an addendum to a list in the appendix of my book, The
Frugal Editor: Put Your Best Book Forward to Avoid
Humiliation and Ensure Success. Even a booklet like this
will not complete the list of word trippers, for the English
language is so complex we could fill volumes with similar
nemeses to writers and editors alike. I hope to have many
more quick studies for you. This is addendum number one, as
I chose entries
in the list in The Frugal Editor from the most
frequent mistakes I saw as I edited manuscripts for others.
This list fills in where that list left off, but I stick to
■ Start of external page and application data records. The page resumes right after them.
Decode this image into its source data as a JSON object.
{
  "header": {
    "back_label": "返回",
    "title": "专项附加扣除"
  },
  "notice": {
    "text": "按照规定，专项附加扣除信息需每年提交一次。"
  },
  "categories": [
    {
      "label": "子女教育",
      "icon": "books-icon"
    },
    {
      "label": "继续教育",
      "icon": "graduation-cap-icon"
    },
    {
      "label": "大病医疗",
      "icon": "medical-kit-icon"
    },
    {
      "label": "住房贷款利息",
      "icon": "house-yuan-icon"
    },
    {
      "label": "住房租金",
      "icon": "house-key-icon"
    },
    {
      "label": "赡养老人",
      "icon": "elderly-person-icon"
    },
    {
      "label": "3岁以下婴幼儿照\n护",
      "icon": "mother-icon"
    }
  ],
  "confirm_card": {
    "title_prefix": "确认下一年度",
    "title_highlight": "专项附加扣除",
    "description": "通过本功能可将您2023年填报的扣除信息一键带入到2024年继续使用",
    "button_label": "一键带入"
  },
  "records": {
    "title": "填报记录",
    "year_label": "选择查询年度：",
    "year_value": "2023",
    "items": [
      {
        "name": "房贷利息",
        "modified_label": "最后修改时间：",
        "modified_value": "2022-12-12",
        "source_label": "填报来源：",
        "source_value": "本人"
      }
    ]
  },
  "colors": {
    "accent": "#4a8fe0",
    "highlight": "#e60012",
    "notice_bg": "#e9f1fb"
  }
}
my original intent of giving writers as many tips as I can
in easily absorbed increments, tips that will advance their
editing craft. And that craft is as essential to writers as
their writing skills—even when they are fortunate enough to
be assigned a talented editor or flush enough to hire the
best for themselves.
Last-Minute Editing Tips for Writers
is full of words
that are trouble causers. They either sound alike or are
spelled similarly. They are not arcane words that you will
seldom have an occasion to use. They are not words the
writer knows but still mistypes. Words like to/too/two
and their/there/they’re. We've known about those guys
and their kin since third grade. Misusing them is a case of
your brain and fingers going a bit haywire as you write.
Certainly their misuse has nothing to do with your knowing
their sneaky ways, and there's no help for their confusion
other than, as The Frugal Editor suggests, hiring a
second pair of eyes or reading copy backwards. Even
effective computer tools like Microsoft Word's Spell Checker
won't help. These are little things you just gotta know.
It is my hope
that—because the paper version of this booklet is
slim—writers might take it with them to read and refresh
when they are on the go. Or that they will print it out from
the e-version and do the same. (Kindle users don't need this
advice—they've got this portability thing wired!) I also
wanted to keep it short so they won't be daunted by too much
to learn. I mean, who wants to tackle the AP stylebook in
language is groping toward a million words. Compared to many
other languages, that is a huge number. I won't tell you how
many French has, as an example, because it's a touchy
subject and experts disagree anyway. French word watchers
discourage diluting (polluting?) their language with foreign
words so the heft of their dictionary is noticeably light.
language evolves. Those of us who went to school back in the
dark ages must adapt. Younger readers may wonder what all
the fuss is about, but even you young ones will have to
adjust to future changes. The computerized world is moving
along at a faster clip than ever before and contributing to
changes at the same rate.
The point is that
it is no wonder those who write in English—those who love
words, have studied words, or have a natural facility for
words—will always have more to learn. I hope we mere mortal
writers will learn enough about editing that we'll pick up
on errors our editors overlook. I've actually seen
editors overlook the childlike/childish entry in this
Before I sign
off, I want to make it clear that I believe one’s voice
should come through in all kinds of writing, including
texts. The reader should get a sense of who the author is,
even in books on grammar. That means I get to talk to you as
if we were chatting at Starbucks. And I’m cautioning you,
you don’t want an editor to clean up language that makes the
personal you come through. For a longer discussion on what
to expect from an editor, please refer to The Frugal
After the word
trippers I include a list of books for further study. I hope
you'll read more than one.
Mark Twain knew
the importance of making the correct word choice. He said,
“The difference between the right word and the almost-right
word is the difference between lightning and the lightning
Okay, let's get
started on this list of trip-you-up words.